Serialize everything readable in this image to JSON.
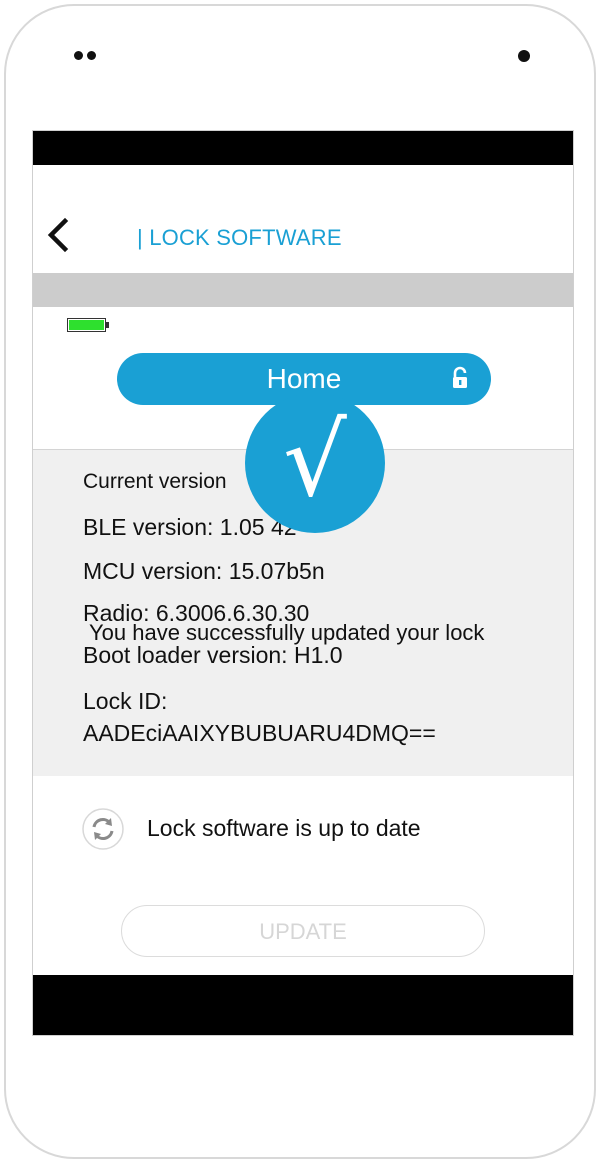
{
  "header": {
    "title": "| LOCK SOFTWARE",
    "back_icon": "chevron-left-icon"
  },
  "device": {
    "battery_icon": "battery-full-icon",
    "battery_color": "#2ee02e",
    "name": "Home",
    "lock_icon": "unlocked-padlock-icon"
  },
  "versions": {
    "current_version_label": "Current version",
    "ble_version": "BLE version:  1.05 42",
    "mcu_version": "MCU version:  15.07b5n",
    "radio": "Radio: 6.3006.6.30.30",
    "boot_loader": "Boot loader version:  H1.0",
    "lock_id_label": "Lock ID:",
    "lock_id_value": "AADEciAAIXYBUBUARU4DMQ=="
  },
  "success": {
    "message": "You have successfully updated your lock",
    "check_glyph": "√"
  },
  "status": {
    "icon": "refresh-icon",
    "text": "Lock software is up to date"
  },
  "update_button": {
    "label": "UPDATE"
  },
  "colors": {
    "accent": "#1aa0d4",
    "info_background": "#f0f0f0",
    "strip": "#cccccc"
  }
}
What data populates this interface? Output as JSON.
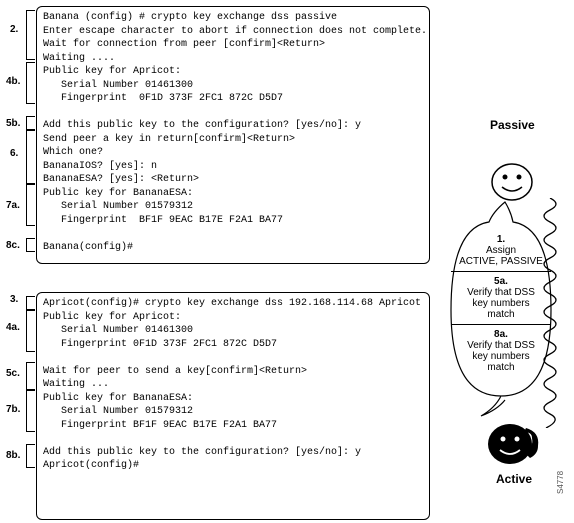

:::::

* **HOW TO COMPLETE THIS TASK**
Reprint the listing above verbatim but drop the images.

* **RESULT OF THIS TASK**
Serialize everything readable in this image to JSON.
{
  "header": {
    "title": "| LOCK SOFTWARE",
    "back_icon": "chevron-left-icon"
  },
  "device": {
    "battery_icon": "battery-full-icon",
    "battery_color": "#2ee02e",
    "name": "Home",
    "lock_icon": "unlocked-padlock-icon"
  },
  "versions": {
    "current_version_label": "Current version",
    "ble_version": "BLE version:  1.05 42",
    "mcu_version": "MCU version:  15.07b5n",
    "radio": "Radio: 6.3006.6.30.30",
    "boot_loader": "Boot loader version:  H1.0",
    "lock_id_label": "Lock ID:",
    "lock_id_value": "AADEciAAIXYBUBUARU4DMQ=="
  },
  "success": {
    "message": "You have successfully updated your lock",
    "check_glyph": "√"
  },
  "status": {
    "icon": "refresh-icon",
    "text": "Lock software is up to date"
  },
  "update_button": {
    "label": "UPDATE"
  },
  "colors": {
    "accent": "#1aa0d4",
    "info_background": "#f0f0f0",
    "strip": "#cccccc"
  }
}
What data populates this interface? Output as JSON.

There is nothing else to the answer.